Among the entries, which lines carry the string "Enhance"? Copy every one.
*** Block opens ***
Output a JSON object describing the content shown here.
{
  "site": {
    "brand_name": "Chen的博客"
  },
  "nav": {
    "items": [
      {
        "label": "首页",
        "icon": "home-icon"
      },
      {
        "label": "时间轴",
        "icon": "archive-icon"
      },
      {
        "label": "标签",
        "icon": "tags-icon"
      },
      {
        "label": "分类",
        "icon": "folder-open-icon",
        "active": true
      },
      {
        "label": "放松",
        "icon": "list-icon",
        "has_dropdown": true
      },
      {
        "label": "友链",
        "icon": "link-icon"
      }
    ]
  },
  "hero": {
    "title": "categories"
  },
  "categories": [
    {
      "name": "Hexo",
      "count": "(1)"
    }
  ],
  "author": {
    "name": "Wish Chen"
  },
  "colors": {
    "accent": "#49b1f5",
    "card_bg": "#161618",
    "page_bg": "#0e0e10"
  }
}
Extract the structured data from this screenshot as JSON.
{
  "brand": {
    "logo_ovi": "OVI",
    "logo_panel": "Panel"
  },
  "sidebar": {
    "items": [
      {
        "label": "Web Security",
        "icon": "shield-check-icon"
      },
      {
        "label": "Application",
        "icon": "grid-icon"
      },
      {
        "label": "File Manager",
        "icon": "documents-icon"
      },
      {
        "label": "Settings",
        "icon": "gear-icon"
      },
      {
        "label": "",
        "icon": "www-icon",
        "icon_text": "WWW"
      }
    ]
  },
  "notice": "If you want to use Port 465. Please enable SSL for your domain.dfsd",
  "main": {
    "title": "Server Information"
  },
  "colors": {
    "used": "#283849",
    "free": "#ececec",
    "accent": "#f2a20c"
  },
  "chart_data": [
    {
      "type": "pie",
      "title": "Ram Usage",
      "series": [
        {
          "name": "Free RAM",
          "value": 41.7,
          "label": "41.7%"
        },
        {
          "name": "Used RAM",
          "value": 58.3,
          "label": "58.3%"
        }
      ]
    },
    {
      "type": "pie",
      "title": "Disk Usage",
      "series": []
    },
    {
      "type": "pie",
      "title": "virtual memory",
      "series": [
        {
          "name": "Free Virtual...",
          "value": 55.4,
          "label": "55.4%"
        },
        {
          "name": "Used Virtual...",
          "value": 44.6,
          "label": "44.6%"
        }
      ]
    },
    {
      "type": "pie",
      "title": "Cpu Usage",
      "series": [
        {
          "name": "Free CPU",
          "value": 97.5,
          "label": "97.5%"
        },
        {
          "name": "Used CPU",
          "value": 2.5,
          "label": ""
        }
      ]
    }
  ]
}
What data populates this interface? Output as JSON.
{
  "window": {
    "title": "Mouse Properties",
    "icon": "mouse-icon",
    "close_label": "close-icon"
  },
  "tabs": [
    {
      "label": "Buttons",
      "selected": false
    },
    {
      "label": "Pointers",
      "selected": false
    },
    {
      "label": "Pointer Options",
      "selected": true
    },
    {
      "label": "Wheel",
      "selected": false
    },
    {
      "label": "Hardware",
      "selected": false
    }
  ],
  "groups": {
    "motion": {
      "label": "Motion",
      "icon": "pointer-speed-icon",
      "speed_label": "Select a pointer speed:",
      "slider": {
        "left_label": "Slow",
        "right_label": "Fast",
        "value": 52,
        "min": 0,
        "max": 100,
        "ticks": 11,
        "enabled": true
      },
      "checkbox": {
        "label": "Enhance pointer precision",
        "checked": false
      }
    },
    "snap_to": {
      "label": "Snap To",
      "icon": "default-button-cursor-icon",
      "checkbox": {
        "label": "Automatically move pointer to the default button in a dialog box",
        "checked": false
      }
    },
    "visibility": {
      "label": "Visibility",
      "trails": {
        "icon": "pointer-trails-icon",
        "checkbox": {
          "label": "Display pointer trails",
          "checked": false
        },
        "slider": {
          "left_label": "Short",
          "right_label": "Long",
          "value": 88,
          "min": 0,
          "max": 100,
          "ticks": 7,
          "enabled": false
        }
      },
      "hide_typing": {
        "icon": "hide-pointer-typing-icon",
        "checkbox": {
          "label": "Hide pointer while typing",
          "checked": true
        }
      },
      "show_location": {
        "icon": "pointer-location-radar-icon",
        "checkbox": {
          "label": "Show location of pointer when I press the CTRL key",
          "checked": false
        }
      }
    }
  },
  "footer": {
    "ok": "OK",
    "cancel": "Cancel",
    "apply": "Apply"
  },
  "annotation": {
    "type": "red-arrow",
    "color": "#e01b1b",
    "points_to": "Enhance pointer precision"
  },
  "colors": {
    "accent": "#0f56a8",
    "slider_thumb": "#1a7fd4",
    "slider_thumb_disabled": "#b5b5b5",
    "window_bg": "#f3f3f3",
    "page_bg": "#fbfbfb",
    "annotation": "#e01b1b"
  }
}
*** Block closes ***
### Finished task
        "label": "Enhance pointer precision",
    "points_to": "Enhance pointer precision"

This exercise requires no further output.